Within the data below, copy each line where the string "datetime" is found.
====== Records for this task
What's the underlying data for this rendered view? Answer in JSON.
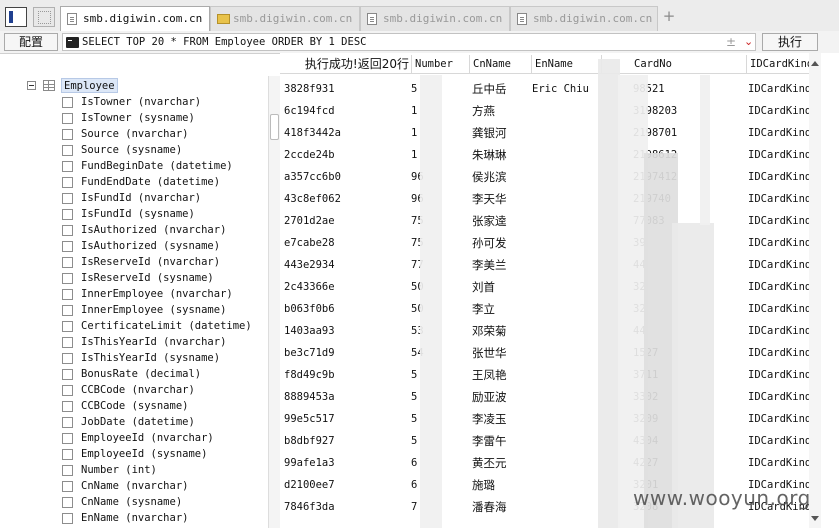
{
  "tabs": [
    {
      "label": "smb.digiwin.com.cn",
      "icon": "document-icon",
      "active": true
    },
    {
      "label": "smb.digiwin.com.cn",
      "icon": "folder-icon",
      "active": false
    },
    {
      "label": "smb.digiwin.com.cn",
      "icon": "document-icon",
      "active": false
    },
    {
      "label": "smb.digiwin.com.cn",
      "icon": "document-icon",
      "active": false
    }
  ],
  "toolbar": {
    "config_label": "配置",
    "execute_label": "执行",
    "query": "SELECT TOP 20 * FROM Employee ORDER BY 1 DESC",
    "plus_glyph": "±",
    "chevron_glyph": "⌄"
  },
  "tree": {
    "table": "Employee",
    "fields": [
      "IsTowner (nvarchar)",
      "IsTowner (sysname)",
      "Source (nvarchar)",
      "Source (sysname)",
      "FundBeginDate (datetime)",
      "FundEndDate (datetime)",
      "IsFundId (nvarchar)",
      "IsFundId (sysname)",
      "IsAuthorized (nvarchar)",
      "IsAuthorized (sysname)",
      "IsReserveId (nvarchar)",
      "IsReserveId (sysname)",
      "InnerEmployee (nvarchar)",
      "InnerEmployee (sysname)",
      "CertificateLimit (datetime)",
      "IsThisYearId (nvarchar)",
      "IsThisYearId (sysname)",
      "BonusRate (decimal)",
      "CCBCode (nvarchar)",
      "CCBCode (sysname)",
      "JobDate (datetime)",
      "EmployeeId (nvarchar)",
      "EmployeeId (sysname)",
      "Number (int)",
      "CnName (nvarchar)",
      "CnName (sysname)",
      "EnName (nvarchar)"
    ]
  },
  "results": {
    "status": "执行成功!返回20行",
    "columns": [
      "",
      "Number",
      "CnName",
      "EnName",
      "CardNo",
      "IDCardKind"
    ],
    "rows": [
      {
        "id": "3828f931",
        "number": "5",
        "cnname": "丘中岳",
        "enname": "Eric Chiu",
        "cardno": "98521",
        "kind": "IDCardKind"
      },
      {
        "id": "6c194fcd",
        "number": "1",
        "cnname": "方燕",
        "enname": "",
        "cardno": "3198203",
        "kind": "IDCardKind"
      },
      {
        "id": "418f3442a",
        "number": "1",
        "cnname": "龚银河",
        "enname": "",
        "cardno": "2198701",
        "kind": "IDCardKind"
      },
      {
        "id": "2ccde24b",
        "number": "1",
        "cnname": "朱琳琳",
        "enname": "",
        "cardno": "2198612",
        "kind": "IDCardKind"
      },
      {
        "id": "a357cc6b0",
        "number": "96",
        "cnname": "侯兆滨",
        "enname": "",
        "cardno": "2197412",
        "kind": "IDCardKind"
      },
      {
        "id": "43c8ef062",
        "number": "96",
        "cnname": "李天华",
        "enname": "",
        "cardno": "219740",
        "kind": "IDCardKind"
      },
      {
        "id": "2701d2ae",
        "number": "75",
        "cnname": "张家逵",
        "enname": "",
        "cardno": "77083",
        "kind": "IDCardKind"
      },
      {
        "id": "e7cabe28",
        "number": "75",
        "cnname": "孙可发",
        "enname": "",
        "cardno": "39",
        "kind": "IDCardKind"
      },
      {
        "id": "443e2934",
        "number": "77",
        "cnname": "李美兰",
        "enname": "",
        "cardno": "44",
        "kind": "IDCardKind"
      },
      {
        "id": "2c43366e",
        "number": "50",
        "cnname": "刘首",
        "enname": "",
        "cardno": "32",
        "kind": "IDCardKind"
      },
      {
        "id": "b063f0b6",
        "number": "50",
        "cnname": "李立",
        "enname": "",
        "cardno": "32",
        "kind": "IDCardKind"
      },
      {
        "id": "1403aa93",
        "number": "53",
        "cnname": "邓荣菊",
        "enname": "",
        "cardno": "44",
        "kind": "IDCardKind"
      },
      {
        "id": "be3c71d9",
        "number": "54",
        "cnname": "张世华",
        "enname": "",
        "cardno": "1527",
        "kind": "IDCardKind"
      },
      {
        "id": "f8d49c9b",
        "number": "5",
        "cnname": "王凤艳",
        "enname": "",
        "cardno": "3711",
        "kind": "IDCardKind"
      },
      {
        "id": "8889453a",
        "number": "5",
        "cnname": "励亚波",
        "enname": "",
        "cardno": "3302",
        "kind": "IDCardKind"
      },
      {
        "id": "99e5c517",
        "number": "5",
        "cnname": "李凌玉",
        "enname": "",
        "cardno": "3209",
        "kind": "IDCardKind"
      },
      {
        "id": "b8dbf927",
        "number": "5",
        "cnname": "李雷午",
        "enname": "",
        "cardno": "4304",
        "kind": "IDCardKind"
      },
      {
        "id": "99afe1a3",
        "number": "6",
        "cnname": "黄丕元",
        "enname": "",
        "cardno": "4227",
        "kind": "IDCardKind"
      },
      {
        "id": "d2100ee7",
        "number": "6",
        "cnname": "施璐",
        "enname": "",
        "cardno": "3201",
        "kind": "IDCardKind"
      },
      {
        "id": "7846f3da",
        "number": "7",
        "cnname": "潘春海",
        "enname": "",
        "cardno": "3208",
        "kind": "IDCardKind"
      }
    ]
  },
  "watermark": "www.wooyun.org"
}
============
Response:
      "FundBeginDate (datetime)",
      "FundEndDate (datetime)",
      "CertificateLimit (datetime)",
      "JobDate (datetime)",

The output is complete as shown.